------ Data in this exercise
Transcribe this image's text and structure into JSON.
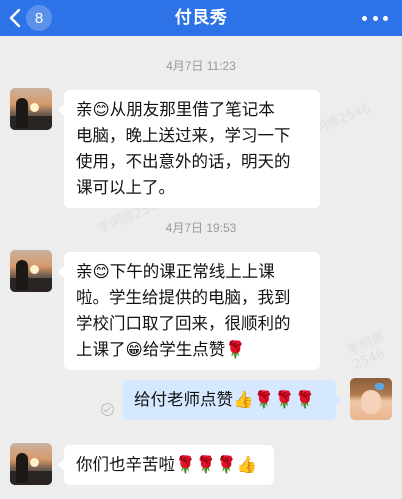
{
  "header": {
    "back_count": "8",
    "title": "付艮秀",
    "back_icon": "chevron-left-icon",
    "more_icon": "more-dots-icon",
    "color": "#2d72e6"
  },
  "messages": [
    {
      "type": "time",
      "text": "4月7日 11:23"
    },
    {
      "type": "received",
      "lines": [
        "亲😊从朋友那里借了笔记本",
        "电脑，晚上送过来，学习一下",
        "使用，不出意外的话，明天的",
        "课可以上了。"
      ]
    },
    {
      "type": "time",
      "text": "4月7日 19:53"
    },
    {
      "type": "received",
      "lines": [
        "亲😊下午的课正常线上上课",
        "啦。学生给提供的电脑，我到",
        "学校门口取了回来，很顺利的",
        "上课了😁给学生点赞🌹"
      ]
    },
    {
      "type": "sent",
      "text": "给付老师点赞👍🌹🌹🌹"
    },
    {
      "type": "received",
      "text": "你们也辛苦啦🌹🌹🌹👍"
    }
  ],
  "watermark": "李明娜2546"
}
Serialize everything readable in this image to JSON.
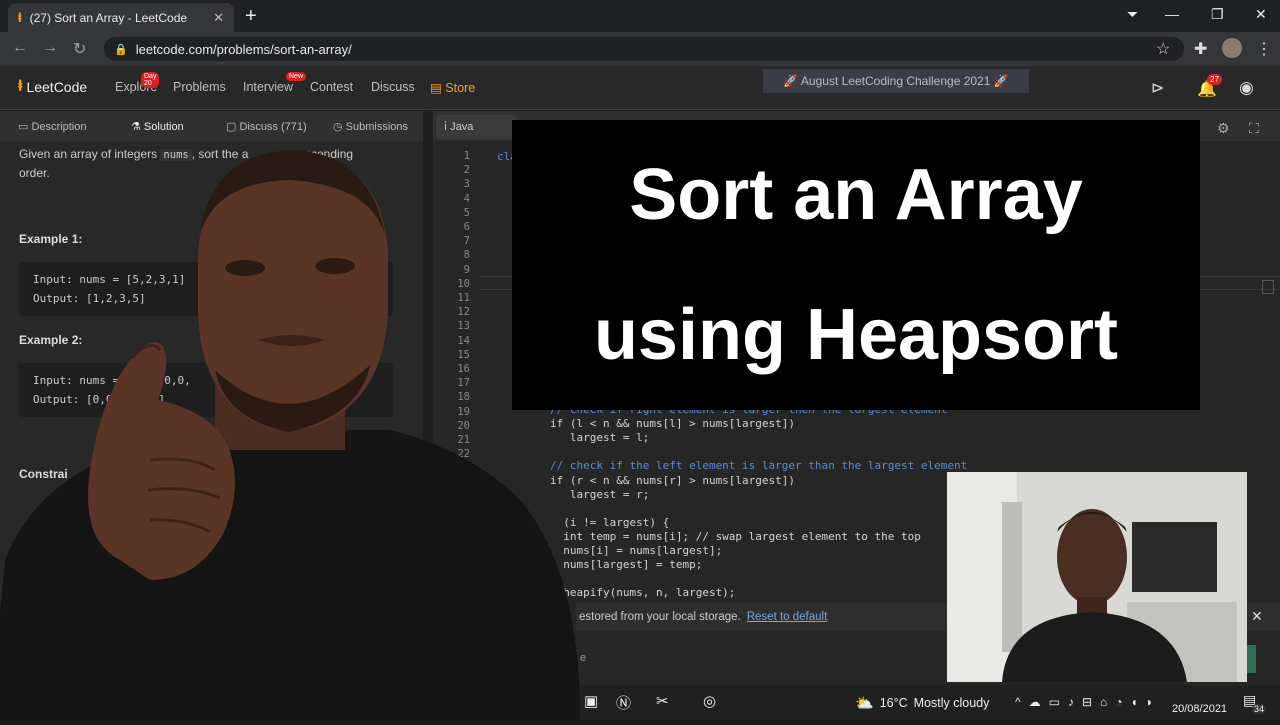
{
  "browser": {
    "tab_title": "(27) Sort an Array - LeetCode",
    "url": "leetcode.com/problems/sort-an-array/"
  },
  "leetcode": {
    "logo_text": "LeetCode",
    "nav": {
      "explore": "Explore",
      "explore_badge": "Day 20",
      "problems": "Problems",
      "interview": "Interview",
      "interview_badge": "New",
      "contest": "Contest",
      "discuss": "Discuss",
      "store": "Store"
    },
    "challenge_banner": "🚀 August LeetCoding Challenge 2021 🚀",
    "notification_count": "27",
    "subtabs": {
      "description": "Description",
      "solution": "Solution",
      "discuss": "Discuss (771)",
      "submissions": "Submissions"
    },
    "language": "Java"
  },
  "problem": {
    "intro_1": "Given an array of integers",
    "intro_code": "nums",
    "intro_2": ", sort the a",
    "intro_3": "scending",
    "intro_4": "order.",
    "example1_heading": "Example 1:",
    "example1_input": "Input: nums = [5,2,3,1]",
    "example1_output": "Output: [1,2,3,5]",
    "example2_heading": "Example 2:",
    "example2_input": "Input: nums = [5",
    "example2_input_tail": "2,0,0,",
    "example2_output": "Output: [0,0,1",
    "example2_output_tail": "5]",
    "constraints_heading": "Constrai"
  },
  "editor": {
    "line_numbers": [
      "1",
      "2",
      "3",
      "4",
      "5",
      "6",
      "7",
      "8",
      "9",
      "10",
      "11",
      "12",
      "13",
      "14",
      "15",
      "16",
      "17",
      "18",
      "19",
      "20",
      "21",
      "22"
    ],
    "line1_partial": "cla",
    "code_lines": [
      "// check if right element is larger then the largest element",
      "if (l < n && nums[l] > nums[largest])",
      "   largest = l;",
      "",
      "// check if the left element is larger than the largest element",
      "if (r < n && nums[r] > nums[largest])",
      "   largest = r;",
      "",
      "  (i != largest) {",
      "  int temp = nums[i]; // swap largest element to the top",
      "  nums[i] = nums[largest];",
      "  nums[largest] = temp;",
      "",
      "  heapify(nums, n, largest);"
    ]
  },
  "restore_bar": {
    "text": "estored from your local storage.",
    "link": "Reset to default"
  },
  "console_partial": "e",
  "title_card": {
    "line1": "Sort an Array",
    "line2": "using Heapsort"
  },
  "taskbar": {
    "temperature": "16°C",
    "weather": "Mostly cloudy",
    "date": "20/08/2021",
    "notification_count": "34"
  },
  "colors": {
    "leetcode_orange": "#f89f1b",
    "title_card_bg": "#000000",
    "title_card_text": "#ffffff"
  }
}
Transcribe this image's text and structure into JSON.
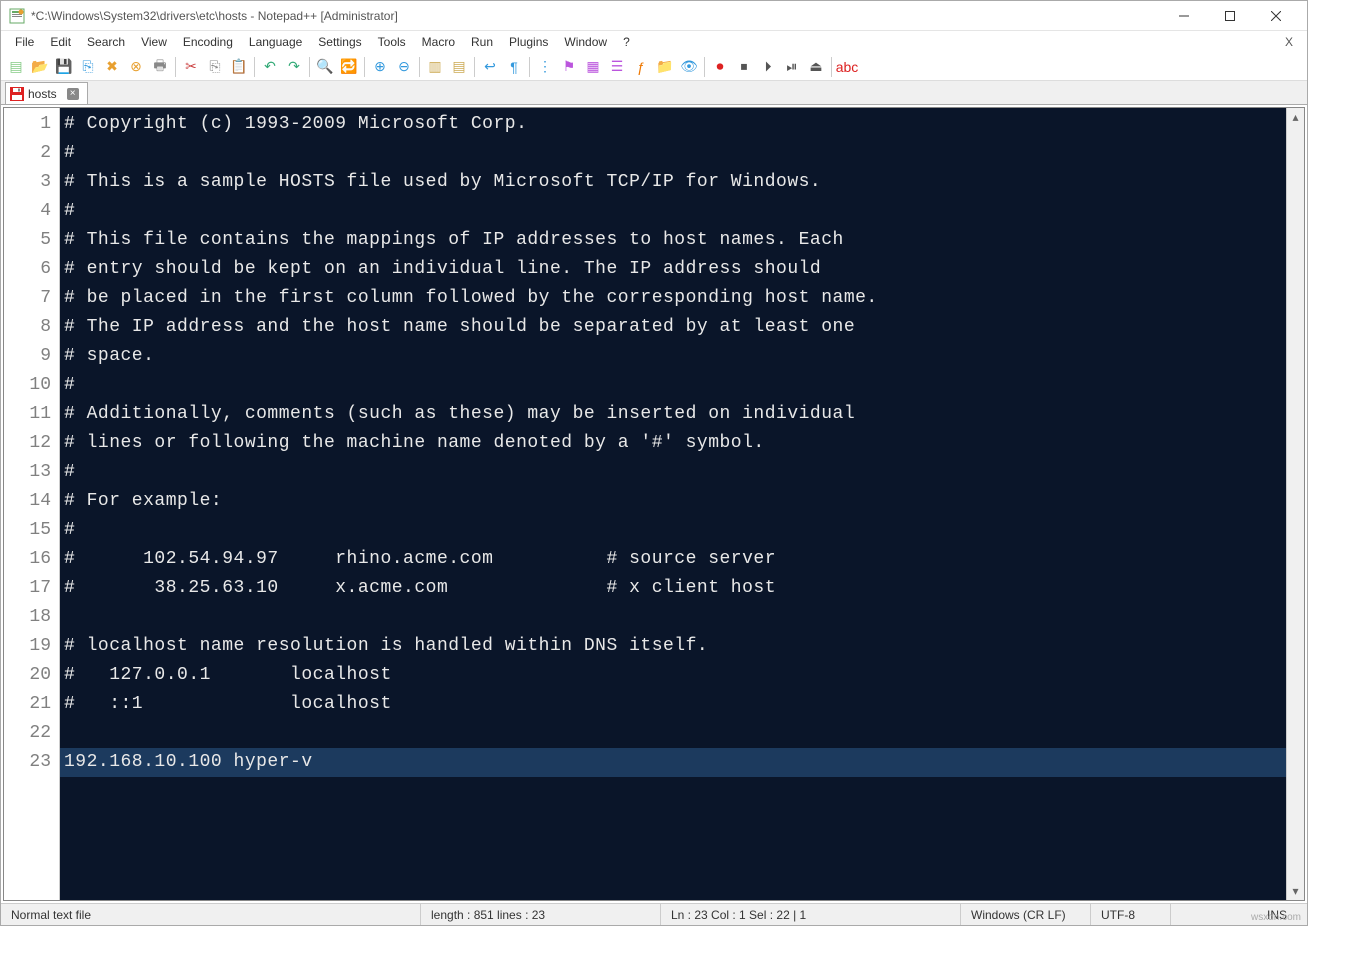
{
  "window": {
    "title": "*C:\\Windows\\System32\\drivers\\etc\\hosts - Notepad++ [Administrator]"
  },
  "menu": {
    "items": [
      "File",
      "Edit",
      "Search",
      "View",
      "Encoding",
      "Language",
      "Settings",
      "Tools",
      "Macro",
      "Run",
      "Plugins",
      "Window",
      "?"
    ],
    "close_x": "X"
  },
  "tab": {
    "name": "hosts",
    "close": "×"
  },
  "code_lines": [
    "# Copyright (c) 1993-2009 Microsoft Corp.",
    "#",
    "# This is a sample HOSTS file used by Microsoft TCP/IP for Windows.",
    "#",
    "# This file contains the mappings of IP addresses to host names. Each",
    "# entry should be kept on an individual line. The IP address should",
    "# be placed in the first column followed by the corresponding host name.",
    "# The IP address and the host name should be separated by at least one",
    "# space.",
    "#",
    "# Additionally, comments (such as these) may be inserted on individual",
    "# lines or following the machine name denoted by a '#' symbol.",
    "#",
    "# For example:",
    "#",
    "#      102.54.94.97     rhino.acme.com          # source server",
    "#       38.25.63.10     x.acme.com              # x client host",
    "",
    "# localhost name resolution is handled within DNS itself.",
    "#   127.0.0.1       localhost",
    "#   ::1             localhost",
    "",
    "192.168.10.100 hyper-v"
  ],
  "highlight_line": 23,
  "status": {
    "filetype": "Normal text file",
    "length": "length : 851    lines : 23",
    "cursor": "Ln : 23    Col : 1    Sel : 22 | 1",
    "eol": "Windows (CR LF)",
    "encoding": "UTF-8",
    "mode": "INS"
  },
  "watermark": "wsxdn.com"
}
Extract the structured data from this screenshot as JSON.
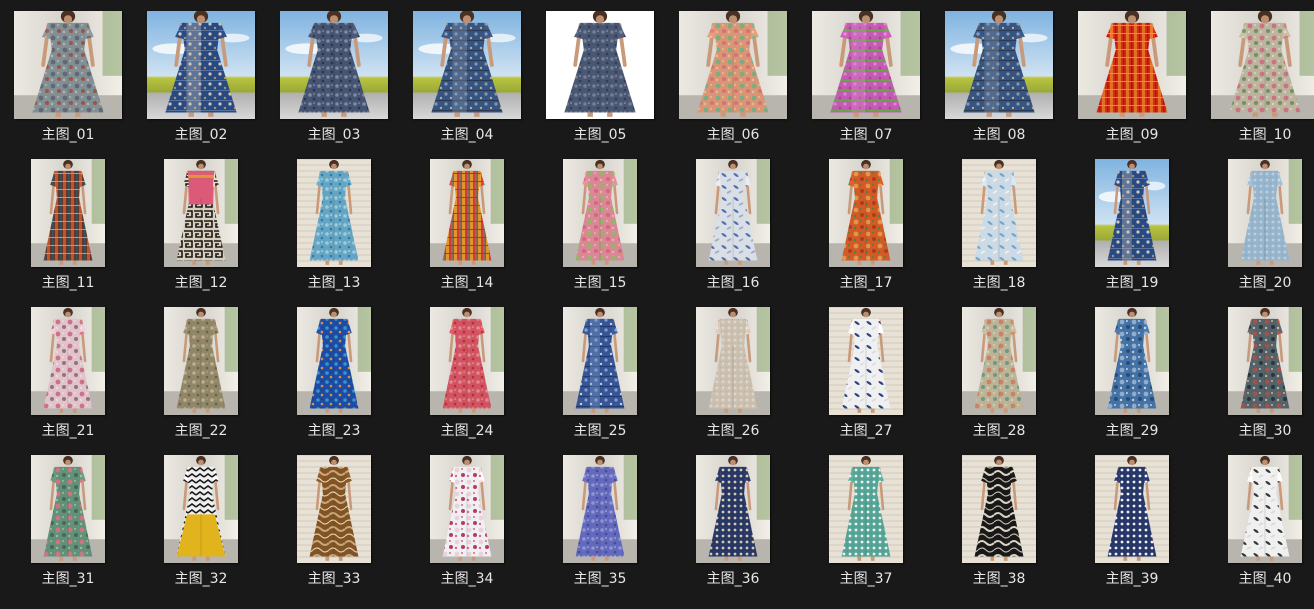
{
  "folder": {
    "items": [
      {
        "name": "主图_01",
        "bg": "scene",
        "dress": [
          "#8a9aa0",
          "#c8bfb3",
          "#6b6f78",
          "#a85a4a"
        ],
        "pattern": "floral"
      },
      {
        "name": "主图_02",
        "bg": "sky",
        "dress": [
          "#2c4f8a",
          "#d8d2c8",
          "#5c7bb0",
          "#b89a7a"
        ],
        "pattern": "panel"
      },
      {
        "name": "主图_03",
        "bg": "sky",
        "dress": [
          "#4a5a7a",
          "#8a93a6",
          "#2d3a55",
          "#a8a8b0"
        ],
        "pattern": "paisley"
      },
      {
        "name": "主图_04",
        "bg": "sky",
        "dress": [
          "#3a5a8a",
          "#8fa0b8",
          "#2c3e5c",
          "#c2b6a4"
        ],
        "pattern": "panel"
      },
      {
        "name": "主图_05",
        "bg": "white",
        "dress": [
          "#4f5d7a",
          "#7b879e",
          "#334060",
          "#a9b0c0"
        ],
        "pattern": "paisley"
      },
      {
        "name": "主图_06",
        "bg": "scene",
        "dress": [
          "#e8a07a",
          "#f0c8b0",
          "#7fb890",
          "#e07a8a"
        ],
        "pattern": "floral"
      },
      {
        "name": "主图_07",
        "bg": "scene",
        "dress": [
          "#d060c0",
          "#e890d8",
          "#70b050",
          "#c04090"
        ],
        "pattern": "panel"
      },
      {
        "name": "主图_08",
        "bg": "sky",
        "dress": [
          "#3a5a8a",
          "#8fa0b8",
          "#2c3e5c",
          "#c2b6a4"
        ],
        "pattern": "panel"
      },
      {
        "name": "主图_09",
        "bg": "scene",
        "dress": [
          "#e03018",
          "#f07828",
          "#c01810",
          "#f0a020"
        ],
        "pattern": "stripes"
      },
      {
        "name": "主图_10",
        "bg": "scene",
        "dress": [
          "#c8c0a8",
          "#e8e0cc",
          "#d87a8a",
          "#7a9a6a"
        ],
        "pattern": "floral"
      },
      {
        "name": "主图_11",
        "bg": "scene",
        "dress": [
          "#6a3a2a",
          "#c85a30",
          "#3a5a6a",
          "#d8a060"
        ],
        "pattern": "stripes"
      },
      {
        "name": "主图_12",
        "bg": "scene",
        "dress": [
          "#e86080",
          "#f0a040",
          "#1a1a1a",
          "#e8dcc8"
        ],
        "pattern": "maze"
      },
      {
        "name": "主图_13",
        "bg": "wall",
        "dress": [
          "#6ab0d0",
          "#a8d8e8",
          "#3a80b0",
          "#e8f0f0"
        ],
        "pattern": "paisley"
      },
      {
        "name": "主图_14",
        "bg": "scene",
        "dress": [
          "#e04040",
          "#f0a030",
          "#40a080",
          "#6050a0"
        ],
        "pattern": "stripes"
      },
      {
        "name": "主图_15",
        "bg": "scene",
        "dress": [
          "#e890a0",
          "#f0c0c8",
          "#a0c070",
          "#e07080"
        ],
        "pattern": "floral"
      },
      {
        "name": "主图_16",
        "bg": "scene",
        "dress": [
          "#e8ecf4",
          "#5a7ab8",
          "#a8b8d8",
          "#ffffff"
        ],
        "pattern": "leaf"
      },
      {
        "name": "主图_17",
        "bg": "scene",
        "dress": [
          "#e06028",
          "#40905a",
          "#f0a050",
          "#b84020"
        ],
        "pattern": "floral"
      },
      {
        "name": "主图_18",
        "bg": "wall",
        "dress": [
          "#d8e8f4",
          "#7ab0d8",
          "#ffffff",
          "#5a90c0"
        ],
        "pattern": "leaf"
      },
      {
        "name": "主图_19",
        "bg": "sky",
        "dress": [
          "#2c4f8a",
          "#d8d2c8",
          "#5c7bb0",
          "#b89a7a"
        ],
        "pattern": "panel"
      },
      {
        "name": "主图_20",
        "bg": "scene",
        "dress": [
          "#a0c0d8",
          "#c8dcec",
          "#7aa0c0",
          "#e0ecf4"
        ],
        "pattern": "dots"
      },
      {
        "name": "主图_21",
        "bg": "scene",
        "dress": [
          "#f0d0d8",
          "#f8e8ec",
          "#d87a90",
          "#a07a8a"
        ],
        "pattern": "floral"
      },
      {
        "name": "主图_22",
        "bg": "scene",
        "dress": [
          "#9a9070",
          "#c8bc98",
          "#6a6a50",
          "#d8a070"
        ],
        "pattern": "paisley"
      },
      {
        "name": "主图_23",
        "bg": "scene",
        "dress": [
          "#2050b0",
          "#3aa0d8",
          "#e0a040",
          "#104080"
        ],
        "pattern": "paisley"
      },
      {
        "name": "主图_24",
        "bg": "scene",
        "dress": [
          "#e05a6a",
          "#f0909a",
          "#c03040",
          "#e8c080"
        ],
        "pattern": "paisley"
      },
      {
        "name": "主图_25",
        "bg": "scene",
        "dress": [
          "#3a5aa0",
          "#8aa8d8",
          "#20407a",
          "#d0dcf0"
        ],
        "pattern": "panel"
      },
      {
        "name": "主图_26",
        "bg": "scene",
        "dress": [
          "#d8ccbc",
          "#ece4d8",
          "#b0a090",
          "#f8f4ec"
        ],
        "pattern": "dots"
      },
      {
        "name": "主图_27",
        "bg": "wall",
        "dress": [
          "#ffffff",
          "#2c4a90",
          "#e8ecf4",
          "#1a3070"
        ],
        "pattern": "leaf"
      },
      {
        "name": "主图_28",
        "bg": "scene",
        "dress": [
          "#c8c0a0",
          "#e8dcc0",
          "#d88a70",
          "#7aa08a"
        ],
        "pattern": "floral"
      },
      {
        "name": "主图_29",
        "bg": "scene",
        "dress": [
          "#4a7ab0",
          "#d8e0e8",
          "#9ab8d8",
          "#2c5080"
        ],
        "pattern": "floral"
      },
      {
        "name": "主图_30",
        "bg": "scene",
        "dress": [
          "#5a6a70",
          "#c8c0b0",
          "#a85a50",
          "#2c3a40"
        ],
        "pattern": "floral"
      },
      {
        "name": "主图_31",
        "bg": "scene",
        "dress": [
          "#6a9a80",
          "#a0c8a8",
          "#e07a8a",
          "#4a7060"
        ],
        "pattern": "floral"
      },
      {
        "name": "主图_32",
        "bg": "scene",
        "dress": [
          "#1a1a1a",
          "#ffffff",
          "#f0c020",
          "#e8b010"
        ],
        "pattern": "chevron"
      },
      {
        "name": "主图_33",
        "bg": "wall",
        "dress": [
          "#8a5a28",
          "#d8b080",
          "#6a4018",
          "#f0d8b0"
        ],
        "pattern": "waves"
      },
      {
        "name": "主图_34",
        "bg": "scene",
        "dress": [
          "#ffffff",
          "#e070a0",
          "#f8e0ec",
          "#c04070"
        ],
        "pattern": "floral"
      },
      {
        "name": "主图_35",
        "bg": "scene",
        "dress": [
          "#6a70c8",
          "#9aa0e0",
          "#4a50a0",
          "#c8ccf0"
        ],
        "pattern": "paisley"
      },
      {
        "name": "主图_36",
        "bg": "scene",
        "dress": [
          "#2a3a6a",
          "#e0d8c0",
          "#4a5a8a",
          "#f0c060"
        ],
        "pattern": "dots"
      },
      {
        "name": "主图_37",
        "bg": "wall",
        "dress": [
          "#5ab0a0",
          "#ffffff",
          "#3a9080",
          "#a0d8cc"
        ],
        "pattern": "dots"
      },
      {
        "name": "主图_38",
        "bg": "wall",
        "dress": [
          "#1a1a1a",
          "#e8e0d0",
          "#3a3a3a",
          "#c8c0b0"
        ],
        "pattern": "waves"
      },
      {
        "name": "主图_39",
        "bg": "wall",
        "dress": [
          "#2a3a70",
          "#ffffff",
          "#4a5a90",
          "#d8dcec"
        ],
        "pattern": "dots"
      },
      {
        "name": "主图_40",
        "bg": "scene",
        "dress": [
          "#ffffff",
          "#3a3a3a",
          "#e8e8e8",
          "#5a5a5a"
        ],
        "pattern": "leaf"
      }
    ]
  }
}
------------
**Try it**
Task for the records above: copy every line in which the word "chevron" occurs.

**Finished task**
    "back_icon": "chevron-left-icon",
        "pattern": "chevron"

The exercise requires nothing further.